The news changes didn't wait for even the first gavel. Jim Slusher, our deputy managing editor for the Opinion page, mentioned a text on his phone: Something "big" was happening at Woodfield Mall.
When major news breaks, the energy and self-directed chaos of a newsroom is something to behold. It transforms into a sort of music, a blended symphony, often synchronizing in the beginning without even the necessity of a maestro. People move into their places almost instinctively.
One editor peels off from the meeting to ask a reporter to make a call. Jeff Knox, our senior director of visual journalism, finds two photographers to head over to the mall. Someone else jumps onto Twitter.
There, a shaky video has just been posted of an SUV careening through the shopping center.
Deputy Managing Editor Pete Nenni pulls reporters Elena Ferrarin and Madhu Krishnamurthy off stories they are pursuing and sends them to the mall to see if, assuming it's safe, they can get inside -- or at least talk to people who are leaving.
Assistant Managing Editor Neil Holdway starts aggregating early reports into a basic story to post online and sends out the first breaking news alerts.
(Unlike the cable news networks, our breaking news alerts actually signal breaking news.)
Staff writer Eric Peterson hangs back to work in tandem with Holdway, updating the story as we get material from the field, from authorities and from senior staff writer Marni Pyke, who crowdsources on social media.
Knox tries to track down the owner of the Twitter video to seek permission to use it on dailyherald.com.
A handful of the editors around the conference table each pick a social media platform to search out witnesses to the event.
"We updated the story and updated it again and again with fresher material once things came into focus," Managing Editor Jim Baumann recalled. "We halted rumors that there was an active shooter. We told readers the man had been captured swiftly."

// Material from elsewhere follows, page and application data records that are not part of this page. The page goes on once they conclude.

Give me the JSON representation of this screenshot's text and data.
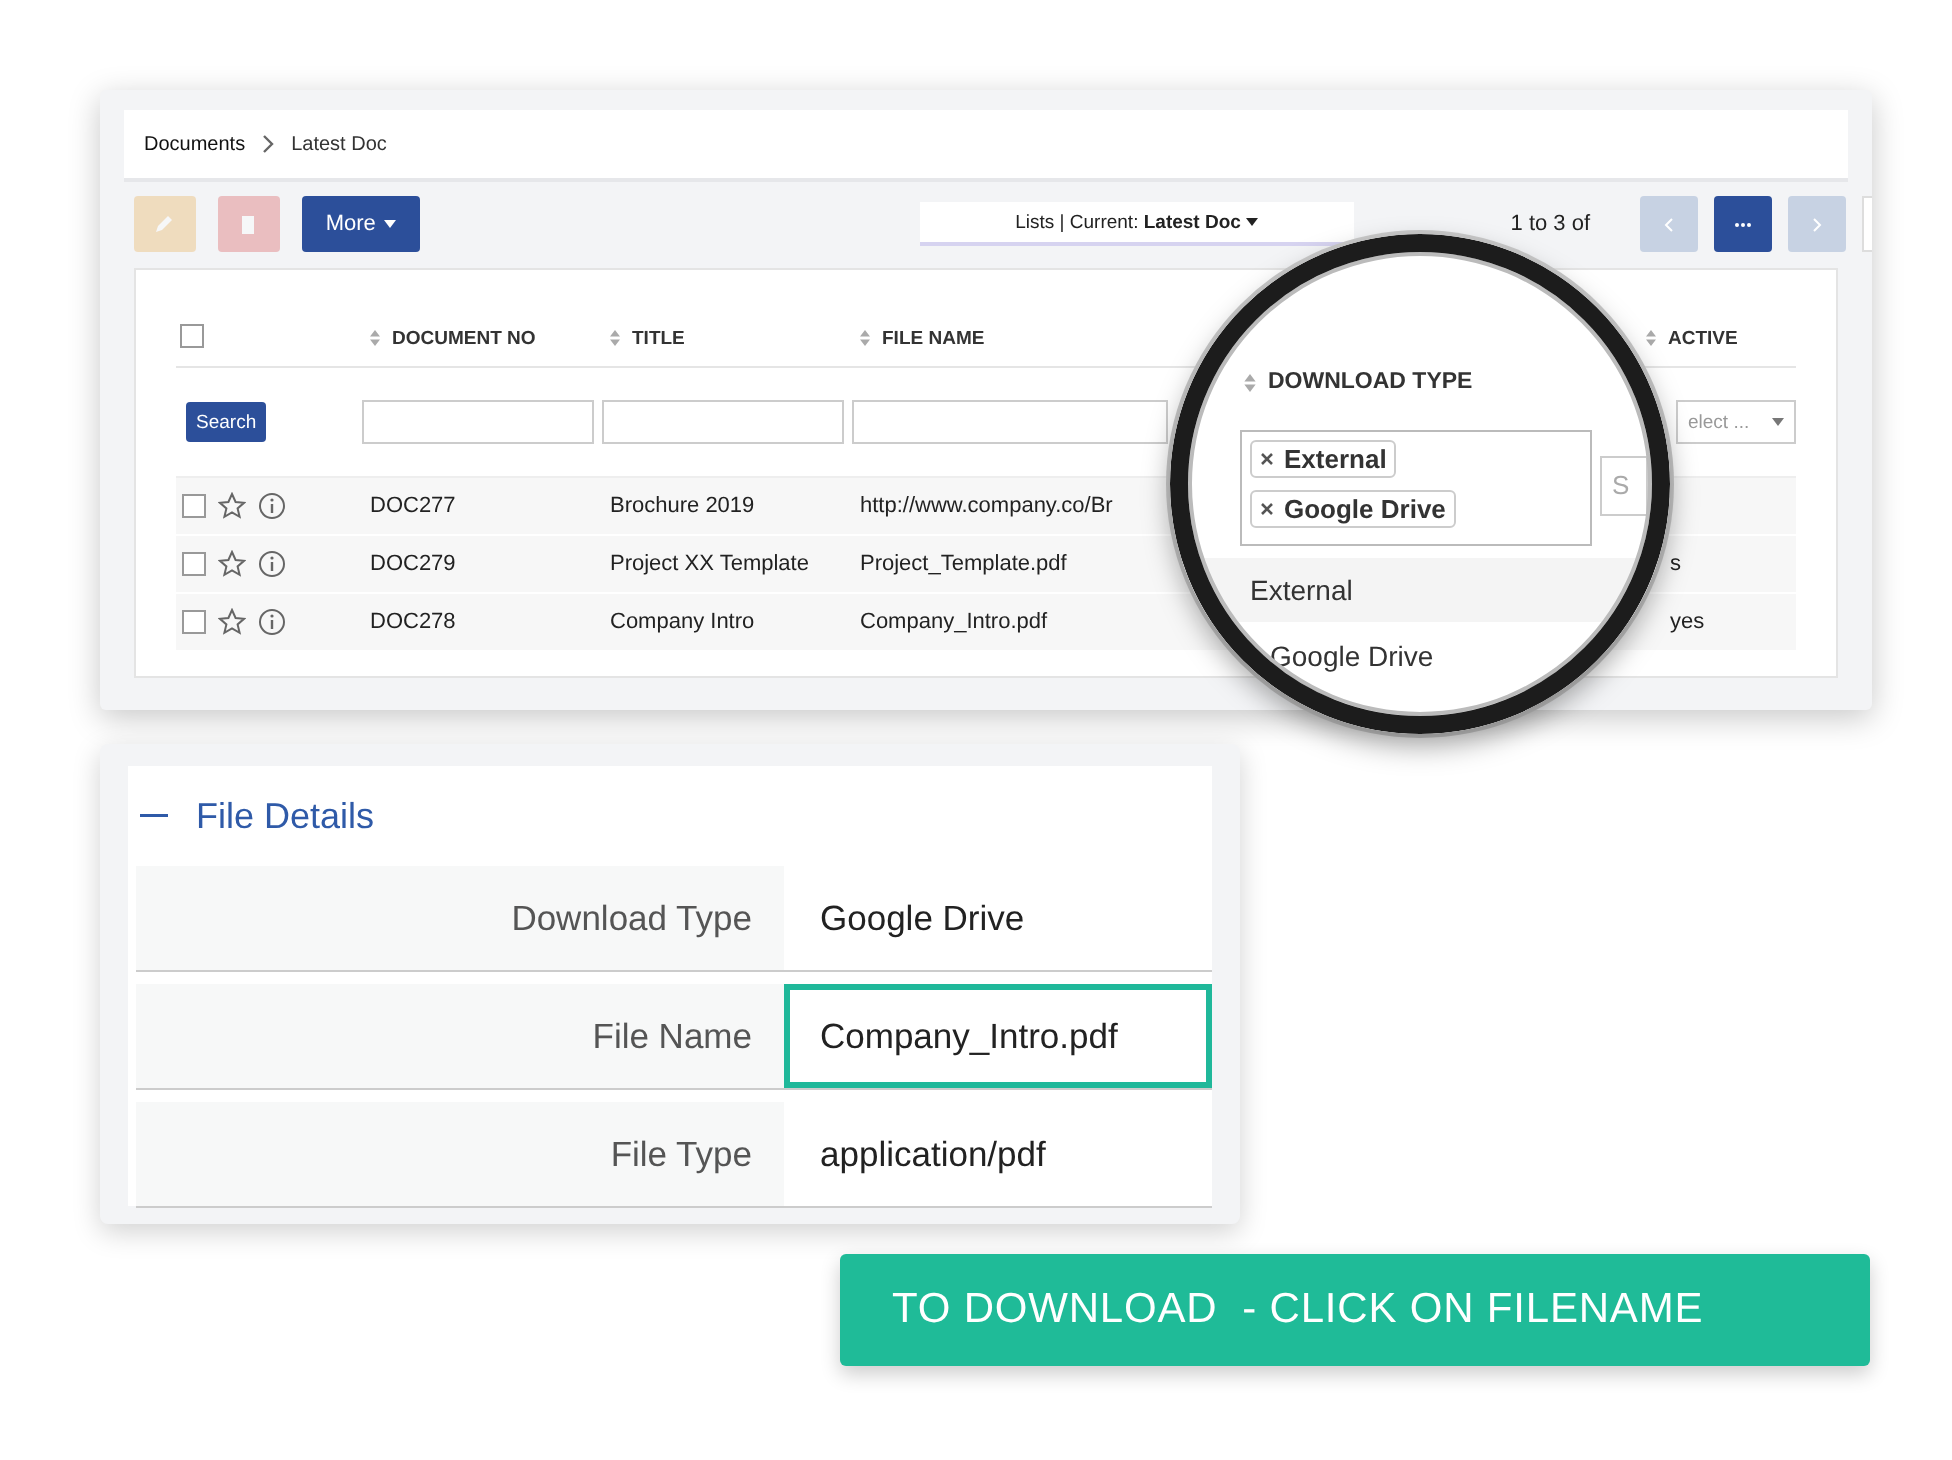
{
  "breadcrumb": [
    {
      "label": "Documents"
    },
    {
      "label": "Latest Doc"
    }
  ],
  "toolbar": {
    "buttons": [
      {
        "kind": "edit",
        "disabled": true
      },
      {
        "kind": "delete",
        "disabled": true
      },
      {
        "kind": "menu",
        "label": "More",
        "disabled": false
      }
    ],
    "list_selector": "Lists | Current: **Latest Doc**",
    "pagination": {
      "range": "1 to 3  of",
      "prev_disabled": true,
      "next_disabled": true
    }
  },
  "table": {
    "columns": [
      {
        "label": "DOCUMENT NO"
      },
      {
        "label": "TITLE"
      },
      {
        "label": "FILE NAME"
      },
      {
        "label": "ACTIVE"
      }
    ],
    "search_button": "Search",
    "active_filter_placeholder": "elect ...",
    "all_checked": false,
    "rows": [
      {
        "doc_no": "DOC277",
        "title": "Brochure 2019",
        "file_name": "http://www.company.co/Br",
        "checked": false,
        "starred": false
      },
      {
        "doc_no": "DOC279",
        "title": "Project XX Template",
        "file_name": "Project_Template.pdf",
        "active": "s",
        "checked": false,
        "starred": false
      },
      {
        "doc_no": "DOC278",
        "title": "Company Intro",
        "file_name": "Company_Intro.pdf",
        "active": "yes",
        "checked": false,
        "starred": false
      }
    ]
  },
  "magnifier": {
    "column": "DOWNLOAD TYPE",
    "tags": [
      "External",
      "Google Drive"
    ],
    "right_placeholder": "S",
    "rows": [
      {
        "value": "External"
      },
      {
        "value": "Google Drive"
      }
    ]
  },
  "file_details": {
    "title": "File Details",
    "expanded": true,
    "rows": [
      {
        "label": "Download Type",
        "value": "Google Drive",
        "highlighted": false
      },
      {
        "label": "File Name",
        "value": "Company_Intro.pdf",
        "highlighted": true
      },
      {
        "label": "File Type",
        "value": "application/pdf",
        "highlighted": false
      }
    ]
  },
  "banner": {
    "text": "TO DOWNLOAD  - CLICK ON FILENAME"
  }
}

More than a dozen people worked the story, all working as one organism as quickly as we could to provide an up-to-the-minute report to you what had happened, and just as importantly, what hadn't.